“Every time I think about retiring, I think, ‘What would I do without the patients and the students,’” she said. “I love the students and they know that. It’s a thrill to walk into a hospital and see your graduates working, many in key positions. There is no more proud feeling. It has been a joy to give back to the program that gave to me. I’m just thankful for the experience.”

The Wanda Douglas Scholarship will be administered through the Olney Central College Foundation and will be awarded to a second-level nursing student at Frontier to assist with tuition, books, fees and other program-related expenses. Douglas in conjunction with the FCC nursing faculty selected Jaclyn Pearce as the first recipient.

The mother of two young children, Pearce is grateful for the additional financial assistance as she juggles work and school with her family commitments.

“It will definitely give me more time to be with my kids and study without one or the other suffering,” she said. “I am so honored to be chosen. I never would have imagined I would receive a scholarship like this. It means a lot to me to know my instructors have this much faith in me. It was an unbelievable honor to be chosen.”

Pearce knew she wanted a career in the healthcare field when she began working at a small home for the developmentally disabled shortly after high school.

“I loved getting to know the residents and helping them,” she said. “I just fell in love with caring for others and have worked in healthcare ever since.”

While attending FCC, Pearce has continued to work at a long-term care facility.

“I love working at the nursing home,” she said. “You really get to know the residents because they are with you day in and day out. Being there the past year with COVID, has meant a lot to them and to me.”

After graduating in May, Pearce plans to work as a registered nurse until both her children are in school.

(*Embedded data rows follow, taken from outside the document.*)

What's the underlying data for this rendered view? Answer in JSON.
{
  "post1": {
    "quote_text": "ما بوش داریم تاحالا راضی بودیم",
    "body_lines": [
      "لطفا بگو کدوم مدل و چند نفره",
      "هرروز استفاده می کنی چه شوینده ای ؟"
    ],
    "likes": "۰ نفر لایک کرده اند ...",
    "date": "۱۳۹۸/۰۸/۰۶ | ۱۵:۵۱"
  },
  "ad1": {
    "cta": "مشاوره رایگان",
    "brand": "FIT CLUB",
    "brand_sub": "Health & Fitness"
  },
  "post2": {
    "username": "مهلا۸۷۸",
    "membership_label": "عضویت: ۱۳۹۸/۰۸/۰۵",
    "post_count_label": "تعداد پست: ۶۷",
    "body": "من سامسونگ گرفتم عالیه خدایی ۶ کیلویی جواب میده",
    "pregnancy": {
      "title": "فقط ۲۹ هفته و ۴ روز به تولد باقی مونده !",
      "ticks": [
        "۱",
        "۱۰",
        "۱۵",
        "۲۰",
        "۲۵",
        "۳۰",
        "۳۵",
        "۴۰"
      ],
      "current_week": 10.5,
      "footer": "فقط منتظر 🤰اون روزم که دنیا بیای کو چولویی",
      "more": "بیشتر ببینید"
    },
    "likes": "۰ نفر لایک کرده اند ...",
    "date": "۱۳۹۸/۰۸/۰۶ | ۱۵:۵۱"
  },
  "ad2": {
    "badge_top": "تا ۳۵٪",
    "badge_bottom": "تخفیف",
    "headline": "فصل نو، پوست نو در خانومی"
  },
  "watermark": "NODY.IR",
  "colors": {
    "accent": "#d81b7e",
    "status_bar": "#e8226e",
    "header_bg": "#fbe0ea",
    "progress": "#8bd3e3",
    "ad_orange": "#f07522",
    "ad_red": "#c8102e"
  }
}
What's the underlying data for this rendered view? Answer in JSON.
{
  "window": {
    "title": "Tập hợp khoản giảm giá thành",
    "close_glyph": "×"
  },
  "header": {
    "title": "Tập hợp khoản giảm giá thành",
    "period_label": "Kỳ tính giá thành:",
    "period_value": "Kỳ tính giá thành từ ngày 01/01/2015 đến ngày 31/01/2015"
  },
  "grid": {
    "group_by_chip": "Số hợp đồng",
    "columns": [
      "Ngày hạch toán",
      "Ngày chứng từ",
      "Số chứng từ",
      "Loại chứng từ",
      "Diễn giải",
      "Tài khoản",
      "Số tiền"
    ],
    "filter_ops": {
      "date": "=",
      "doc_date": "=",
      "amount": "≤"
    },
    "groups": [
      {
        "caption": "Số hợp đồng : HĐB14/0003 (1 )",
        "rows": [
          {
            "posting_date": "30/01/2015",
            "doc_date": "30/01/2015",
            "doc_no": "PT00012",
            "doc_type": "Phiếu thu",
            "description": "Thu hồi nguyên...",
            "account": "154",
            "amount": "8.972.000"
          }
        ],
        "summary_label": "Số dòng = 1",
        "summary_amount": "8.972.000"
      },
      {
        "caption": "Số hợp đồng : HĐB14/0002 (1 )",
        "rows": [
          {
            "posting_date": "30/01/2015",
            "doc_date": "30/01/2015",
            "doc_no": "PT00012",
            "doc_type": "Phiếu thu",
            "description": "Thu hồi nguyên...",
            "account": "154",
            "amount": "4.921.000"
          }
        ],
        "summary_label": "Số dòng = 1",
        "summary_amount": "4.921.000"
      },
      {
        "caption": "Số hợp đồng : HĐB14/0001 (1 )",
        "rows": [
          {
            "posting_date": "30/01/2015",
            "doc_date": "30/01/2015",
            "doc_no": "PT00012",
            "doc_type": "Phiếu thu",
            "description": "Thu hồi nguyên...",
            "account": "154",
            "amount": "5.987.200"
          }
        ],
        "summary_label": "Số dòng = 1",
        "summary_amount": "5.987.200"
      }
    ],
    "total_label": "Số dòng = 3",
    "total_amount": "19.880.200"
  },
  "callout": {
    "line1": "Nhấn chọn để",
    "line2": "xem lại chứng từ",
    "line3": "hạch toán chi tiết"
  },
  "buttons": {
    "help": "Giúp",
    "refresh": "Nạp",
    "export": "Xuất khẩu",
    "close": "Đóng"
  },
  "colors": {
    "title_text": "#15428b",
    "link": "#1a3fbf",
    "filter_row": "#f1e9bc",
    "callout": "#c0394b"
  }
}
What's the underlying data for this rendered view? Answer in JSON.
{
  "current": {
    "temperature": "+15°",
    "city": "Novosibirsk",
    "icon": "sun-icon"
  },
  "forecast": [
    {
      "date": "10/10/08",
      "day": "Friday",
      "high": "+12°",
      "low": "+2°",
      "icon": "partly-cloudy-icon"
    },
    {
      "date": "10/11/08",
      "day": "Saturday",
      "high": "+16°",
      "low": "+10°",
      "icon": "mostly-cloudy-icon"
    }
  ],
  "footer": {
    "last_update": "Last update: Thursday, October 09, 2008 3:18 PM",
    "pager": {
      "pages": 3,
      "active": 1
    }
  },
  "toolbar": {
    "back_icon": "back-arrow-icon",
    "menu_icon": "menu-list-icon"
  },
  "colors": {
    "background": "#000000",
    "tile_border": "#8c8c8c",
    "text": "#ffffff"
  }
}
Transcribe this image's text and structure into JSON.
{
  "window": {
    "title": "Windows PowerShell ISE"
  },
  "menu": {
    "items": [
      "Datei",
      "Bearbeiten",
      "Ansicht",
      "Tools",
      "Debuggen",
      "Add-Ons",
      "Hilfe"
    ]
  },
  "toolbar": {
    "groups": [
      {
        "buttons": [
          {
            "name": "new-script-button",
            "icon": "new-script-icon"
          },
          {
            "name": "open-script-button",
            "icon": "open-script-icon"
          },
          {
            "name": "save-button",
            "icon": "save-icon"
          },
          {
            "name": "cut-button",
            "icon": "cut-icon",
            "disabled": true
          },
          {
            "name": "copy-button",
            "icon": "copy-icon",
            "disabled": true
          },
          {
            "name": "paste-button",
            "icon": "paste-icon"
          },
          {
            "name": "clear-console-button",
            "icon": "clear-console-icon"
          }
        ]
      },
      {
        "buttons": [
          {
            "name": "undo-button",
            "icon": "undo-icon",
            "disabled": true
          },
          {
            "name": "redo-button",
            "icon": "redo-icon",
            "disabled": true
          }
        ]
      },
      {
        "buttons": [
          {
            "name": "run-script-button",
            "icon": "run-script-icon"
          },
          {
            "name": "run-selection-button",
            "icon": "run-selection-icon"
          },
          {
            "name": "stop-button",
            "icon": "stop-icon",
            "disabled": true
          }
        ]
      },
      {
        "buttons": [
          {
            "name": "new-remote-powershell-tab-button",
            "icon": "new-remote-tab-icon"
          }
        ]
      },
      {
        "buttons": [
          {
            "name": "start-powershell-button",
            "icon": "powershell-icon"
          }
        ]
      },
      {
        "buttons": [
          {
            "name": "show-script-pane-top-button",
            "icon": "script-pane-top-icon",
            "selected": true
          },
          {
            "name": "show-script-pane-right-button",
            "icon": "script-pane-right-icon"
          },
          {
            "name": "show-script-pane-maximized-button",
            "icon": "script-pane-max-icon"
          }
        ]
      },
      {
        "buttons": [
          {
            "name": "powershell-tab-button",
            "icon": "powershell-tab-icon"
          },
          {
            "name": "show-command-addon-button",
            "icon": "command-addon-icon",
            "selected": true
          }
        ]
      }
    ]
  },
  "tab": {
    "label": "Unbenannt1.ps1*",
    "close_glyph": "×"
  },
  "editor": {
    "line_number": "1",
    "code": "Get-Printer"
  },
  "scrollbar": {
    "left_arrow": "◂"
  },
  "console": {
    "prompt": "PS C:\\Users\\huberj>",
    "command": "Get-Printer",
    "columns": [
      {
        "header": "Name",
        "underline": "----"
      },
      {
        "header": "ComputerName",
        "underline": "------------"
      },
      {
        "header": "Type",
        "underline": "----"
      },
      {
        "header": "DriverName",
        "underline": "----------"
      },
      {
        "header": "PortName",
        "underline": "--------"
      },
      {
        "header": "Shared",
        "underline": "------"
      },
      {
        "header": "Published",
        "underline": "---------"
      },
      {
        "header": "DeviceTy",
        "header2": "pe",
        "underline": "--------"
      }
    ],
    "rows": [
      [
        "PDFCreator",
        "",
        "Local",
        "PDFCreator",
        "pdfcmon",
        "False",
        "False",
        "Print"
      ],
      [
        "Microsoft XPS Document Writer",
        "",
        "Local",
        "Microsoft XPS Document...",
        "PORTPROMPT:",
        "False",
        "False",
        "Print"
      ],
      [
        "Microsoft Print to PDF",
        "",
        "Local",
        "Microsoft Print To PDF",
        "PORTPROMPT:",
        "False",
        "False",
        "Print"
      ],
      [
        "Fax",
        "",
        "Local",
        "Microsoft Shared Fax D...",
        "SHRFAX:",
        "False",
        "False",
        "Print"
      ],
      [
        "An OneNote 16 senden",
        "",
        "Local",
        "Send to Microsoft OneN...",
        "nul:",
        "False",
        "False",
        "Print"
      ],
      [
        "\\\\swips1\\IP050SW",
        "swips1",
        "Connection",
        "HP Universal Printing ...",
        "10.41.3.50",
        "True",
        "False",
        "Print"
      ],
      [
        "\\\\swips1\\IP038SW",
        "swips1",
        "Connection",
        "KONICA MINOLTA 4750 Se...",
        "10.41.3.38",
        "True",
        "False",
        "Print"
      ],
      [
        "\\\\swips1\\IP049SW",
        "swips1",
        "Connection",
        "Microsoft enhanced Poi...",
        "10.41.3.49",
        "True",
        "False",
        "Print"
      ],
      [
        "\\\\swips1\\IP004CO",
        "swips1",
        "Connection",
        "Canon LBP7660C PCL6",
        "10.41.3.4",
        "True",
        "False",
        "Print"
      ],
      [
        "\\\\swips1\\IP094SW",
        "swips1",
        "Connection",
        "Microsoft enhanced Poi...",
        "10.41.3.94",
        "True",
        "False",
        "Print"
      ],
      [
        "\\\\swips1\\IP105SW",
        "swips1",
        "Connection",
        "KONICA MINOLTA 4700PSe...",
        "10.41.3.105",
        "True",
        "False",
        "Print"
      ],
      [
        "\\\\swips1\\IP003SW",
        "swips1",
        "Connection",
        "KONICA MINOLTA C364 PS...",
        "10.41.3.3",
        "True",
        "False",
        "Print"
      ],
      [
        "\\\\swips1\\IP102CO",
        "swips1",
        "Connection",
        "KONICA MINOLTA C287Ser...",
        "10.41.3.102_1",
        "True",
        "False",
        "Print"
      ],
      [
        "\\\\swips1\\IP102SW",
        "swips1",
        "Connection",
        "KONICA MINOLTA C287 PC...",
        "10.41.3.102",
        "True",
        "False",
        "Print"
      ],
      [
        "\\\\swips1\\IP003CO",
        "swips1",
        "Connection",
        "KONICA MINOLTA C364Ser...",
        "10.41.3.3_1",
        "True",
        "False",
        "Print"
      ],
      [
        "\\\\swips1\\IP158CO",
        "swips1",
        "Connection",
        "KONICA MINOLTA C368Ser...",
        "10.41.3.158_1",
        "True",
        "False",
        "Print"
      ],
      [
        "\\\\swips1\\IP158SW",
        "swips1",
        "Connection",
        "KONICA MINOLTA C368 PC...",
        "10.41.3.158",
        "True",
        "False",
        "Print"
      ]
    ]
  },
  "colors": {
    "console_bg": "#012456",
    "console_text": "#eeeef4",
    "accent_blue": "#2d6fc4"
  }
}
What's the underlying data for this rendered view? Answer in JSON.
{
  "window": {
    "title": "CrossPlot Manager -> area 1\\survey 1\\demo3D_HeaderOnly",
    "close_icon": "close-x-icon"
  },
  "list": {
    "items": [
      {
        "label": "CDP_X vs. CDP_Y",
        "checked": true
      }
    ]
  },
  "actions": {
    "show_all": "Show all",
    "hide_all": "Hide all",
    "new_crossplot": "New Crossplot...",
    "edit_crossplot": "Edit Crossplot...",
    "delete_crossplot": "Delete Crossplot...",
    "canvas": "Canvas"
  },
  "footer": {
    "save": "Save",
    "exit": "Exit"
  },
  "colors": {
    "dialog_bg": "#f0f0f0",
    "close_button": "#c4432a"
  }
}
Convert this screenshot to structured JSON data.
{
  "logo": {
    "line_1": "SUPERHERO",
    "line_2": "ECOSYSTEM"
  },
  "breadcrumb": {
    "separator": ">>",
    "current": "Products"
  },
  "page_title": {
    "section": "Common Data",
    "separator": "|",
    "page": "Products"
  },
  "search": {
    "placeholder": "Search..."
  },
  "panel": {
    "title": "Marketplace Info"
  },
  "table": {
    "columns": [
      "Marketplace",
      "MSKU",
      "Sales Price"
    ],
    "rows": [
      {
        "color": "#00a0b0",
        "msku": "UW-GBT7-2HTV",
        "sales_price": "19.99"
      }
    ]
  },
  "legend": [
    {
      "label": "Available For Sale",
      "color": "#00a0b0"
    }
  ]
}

She then hopes to continue her education and complete a bachelor’s degree in nursing.